Bowman, who now handles hazardous waste disposal for a Bay Area pharmaceutical company, reviewed the contract at SF Weekly's request. He points out that Cheung's bid proposed seemingly arbitrary labor costs depending on when and what work was being performed. The company would charge SFSU extremely low rates if it responded to work requests on an "emergency" basis, getting to the scene within an hour. But if CHMT responded after an hour had passed but within 24 hours — a much more likely response time — some costs were much higher.
"By showing up later, [Cheung] can make more money," Bowman points out. On weekends, the company dropped the price of disposal, seemingly a good deal. Yet labor charges soared. "The bid structure makes no sense. If you look at it, [Cheung] can cherry-pick whatever he wants to charge doing clever and not so clever things," Bowman says.
Kevin Creed, a former director of environmental health and occupational safety at CSU Humboldt State, agrees that the prices "do not make good business sense from the customer perspective." He adds, "There's no rational reason why they'd have lower disposal costs if they do it on the weekend."
The price SF State was paying for hazardous waste disposal skyrocketed. In 2001-2002, it paid $375,000 to North State; by 2005-2006, it was paying CHMT $1.1 million, according to search warrants. As a comparison, North State owner Frank Balistreri says that the combined hazardous waste disposal for 18 campuses in the CSU system costs about the same — "over $1 million a year."
Invoices from CHMT to SF State were regularly $14,000 or more for an individual job. In one, "mildew preventative measures" and patch-up coating in the Main Gym cost $161,510. The contract administrator responsible for approving work orders? Robert Shearer, according to SF State correspondence viewed by SF Weekly.
Shearer departed in 2009. "That's when [his replacement] said, 'I think they're charging too much,'" says Haro Kagemoto, SF State's assistant director of procurement.
The university switched back to North State Environmental in 2010. Since then, invoices show that its payments for individual hazardous waste disposal jobs rarely break $1,000. In the dozens of CHMT invoices from four years viewed by SF Weekly, only three billed less than $1,000. Often the different prices seem to be for similar jobs. CHMT billed $38,500 to pack, transport, and dispose of hazardous waste in a storage shed in June 2009. By comparison, a year later North State charged $11,200 to handle a hazmat shed.
SF State employees have alleged that Shearer was getting favors in return. Daniel Ho, a hazardous waste and materials coordinator, worked under Shearer for years. He told cops that Shearer said he'd "borrow" money from Cheung. Ho also said Shearer complained that he was going to lose his house, saying "I have to go see that Chinaman" — meaning Cheung.
Police also contend in search warrants that state vehicle registration documents show Cheung and his father, Yat Sun Cheung, signed over a 1999 Volvo to Shearer as a "gift" for "business-related usage" in 2002, two years before Shearer would recommend that SF State accept CHMT as the contract winner.

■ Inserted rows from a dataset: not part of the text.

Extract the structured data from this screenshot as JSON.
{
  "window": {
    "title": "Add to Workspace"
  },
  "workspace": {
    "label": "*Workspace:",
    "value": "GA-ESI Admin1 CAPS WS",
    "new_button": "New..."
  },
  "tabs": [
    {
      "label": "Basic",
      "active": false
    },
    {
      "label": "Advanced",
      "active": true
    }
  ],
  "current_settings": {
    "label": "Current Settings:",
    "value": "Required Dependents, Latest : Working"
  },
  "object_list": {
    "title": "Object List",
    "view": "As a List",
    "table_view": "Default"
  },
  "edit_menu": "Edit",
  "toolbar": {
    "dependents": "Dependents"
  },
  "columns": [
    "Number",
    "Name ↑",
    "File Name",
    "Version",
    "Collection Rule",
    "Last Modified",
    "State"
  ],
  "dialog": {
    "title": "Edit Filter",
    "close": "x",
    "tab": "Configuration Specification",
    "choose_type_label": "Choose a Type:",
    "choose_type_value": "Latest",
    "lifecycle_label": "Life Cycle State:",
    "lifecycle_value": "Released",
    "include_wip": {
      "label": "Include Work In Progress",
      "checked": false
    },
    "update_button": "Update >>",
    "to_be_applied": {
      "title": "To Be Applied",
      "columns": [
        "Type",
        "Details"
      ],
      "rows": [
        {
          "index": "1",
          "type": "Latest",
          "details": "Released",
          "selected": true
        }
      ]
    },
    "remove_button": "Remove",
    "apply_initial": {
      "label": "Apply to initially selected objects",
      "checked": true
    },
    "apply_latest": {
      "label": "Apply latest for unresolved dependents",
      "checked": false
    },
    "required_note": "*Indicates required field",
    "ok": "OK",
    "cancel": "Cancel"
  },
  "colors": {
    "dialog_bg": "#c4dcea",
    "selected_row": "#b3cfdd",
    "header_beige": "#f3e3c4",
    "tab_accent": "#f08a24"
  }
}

Ho tells SF Weekly that he doesn't know whether Shearer was fired or resigned, and didn't know who the whistleblower was. "They're not telling us anything," he says.
Kagemoto says no one knows what happened to Shearer. "It's been a big mystery: What's going on with Bud?"